6 ways to boost libido, according to a sexologist

No libido? It’s common for sexual desire to fluctuate. Here, sexologists share six satisfying ways to boost libido and get your romantic life back on track.

When was the last time you felt like fooling around in the bedroom?

If you promptly answered “last night’’, good for you.

But for those with a low libido, you may be hard-pressed to even remember the last time you fancied stripping down with your partner.

Libido, also referred to as sexual desire, is not one size fits all.

According to sexologist Stacey Micallef, fluctuating sexual desire is completely normal.

“It’s not something that remains constant, and (it) can change based on a variety of things,” Stacey says.

Which makes sense. Life happens.

And there are innumerable ways it can pull desire right out from under you, from the big things such as stress to the small things such as having young children, who — as every parent knows — have a way of zapping your energy.

So, how do you realign your libido to find your way back to satisfaction in the bedroom?

Sexologists’ guide to boosting your libido

Understand desire

Stacey explains for most people, sexual desire fits into two categories: spontaneous desire
and responsive desire.

What is spontaneous desire?

You often see spontaneous desire depicted in movies, where people just look at their partner and feel like sex, Stacey says.

“This kind of desire is really easy to access and doesn’t require much to bring it to fruition,” she explains, adding that many people experience this kind of desire at the start of a relationship.

“We get excited by newness and novelty so in that first 12 months, where there’s a lot to discover about your partner, we’re able to access spontaneous desire more easily.”

What is responsive desire?

With responsive desire, Stacey says people often need to engage in intimacy before they feel any arousal towards having sex.

“It requires a little bit of leaning into the possibility,” she notes.

Take the time to engage in intimate foreplay, Stacey suggest, “then you might actually start to feel desire — the arousal and want for sex.”

What happens when partners don’t have the same desire?

Stacey says if one person is feeling a lot of spontaneous desire and the other is feeling a lot of responsive desire, they might feel there is a mismatch.

Whether this is a problem or not comes down to the relationship.
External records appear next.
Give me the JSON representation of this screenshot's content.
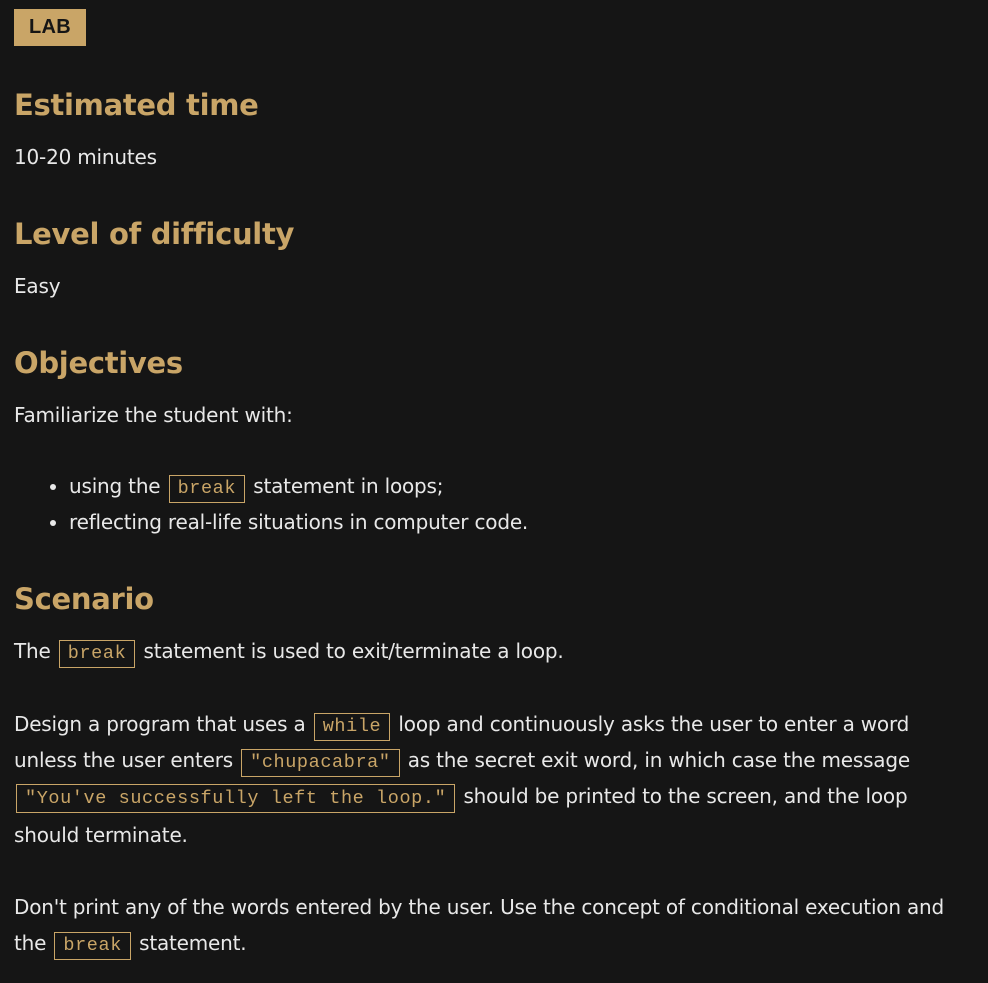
{
  "badge": "LAB",
  "estimated_time": {
    "heading": "Estimated time",
    "value": "10-20 minutes"
  },
  "difficulty": {
    "heading": "Level of difficulty",
    "value": "Easy"
  },
  "objectives": {
    "heading": "Objectives",
    "intro": "Familiarize the student with:",
    "item1_pre": "using the",
    "item1_code": "break",
    "item1_post": "statement in loops;",
    "item2": "reflecting real-life situations in computer code."
  },
  "scenario": {
    "heading": "Scenario",
    "p1_pre": "The",
    "p1_code": "break",
    "p1_post": "statement is used to exit/terminate a loop.",
    "p2_a": "Design a program that uses a",
    "p2_code1": "while",
    "p2_b": "loop and continuously asks the user to enter a word unless the user enters",
    "p2_code2": "\"chupacabra\"",
    "p2_c": "as the secret exit word, in which case the message",
    "p2_code3": "\"You've successfully left the loop.\"",
    "p2_d": "should be printed to the screen, and the loop should terminate.",
    "p3_a": "Don't print any of the words entered by the user. Use the concept of conditional execution and the",
    "p3_code": "break",
    "p3_b": "statement."
  }
}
“For some couples where there’s a misalignment, they’re perfectly OK with it,” she says.

Foster deep connection

What is most important is being in tune with your partner.

And it’s not all about what goes on in the bedroom.

Sexologist and relationship counsellor Naomi Hutchings says intimacy in other areas can help foster a deeper connection — for example, enjoying a regular date night that is about more than ending up naked.

Naomi suggests having a discussion around times outside of the bedroom when you feel emotionally connected and a sense of intimacy.

Not only does this help foster a deeper connection, it creates the opportunity for responsive desire
— something both of you can lean on to open the door when the mood strikes.

Move past awkwardness

Sex can be an uncomfortable conversation for many of us.

Naomi says it’s about getting comfortable with an uncomfortable conversation.

“If it’s not something you’ve done previously, you are going to feel awkward; be prepared to sit with that awkwardness for a little bit,” she says.

Take a positive approach rather than being critical, starting with a simple conversation.

Naomi suggests asking questions such as: “What do you think of your current sex life?” and “What could we do together to make it even better?”

The more you talk about sex, she notes, the more you will feel these conversations are just part of it.

Take it outside the bedroom

Reigniting your libido can be as simple as taking things out of the bedroom.

“Sometimes just doing sexual things in another room (can help change things up),” Naomi says.

Escape your comfort zone

Do something together that is outside your comfort zone, such as a dance class.

Naomi says it’s about getting your adrenalin pumping and doing something that feels a bit exciting so you can see your partner in a different light.

Schedule it in

While the idea of scheduling time between the sheets may seem unsexy, Naomi explains it is an excellent strategy when there is mismatched sexual desire.

It is a place to meet in the middle.

Read more on sex and desire in relationships:

Written by Sarah Vercoe.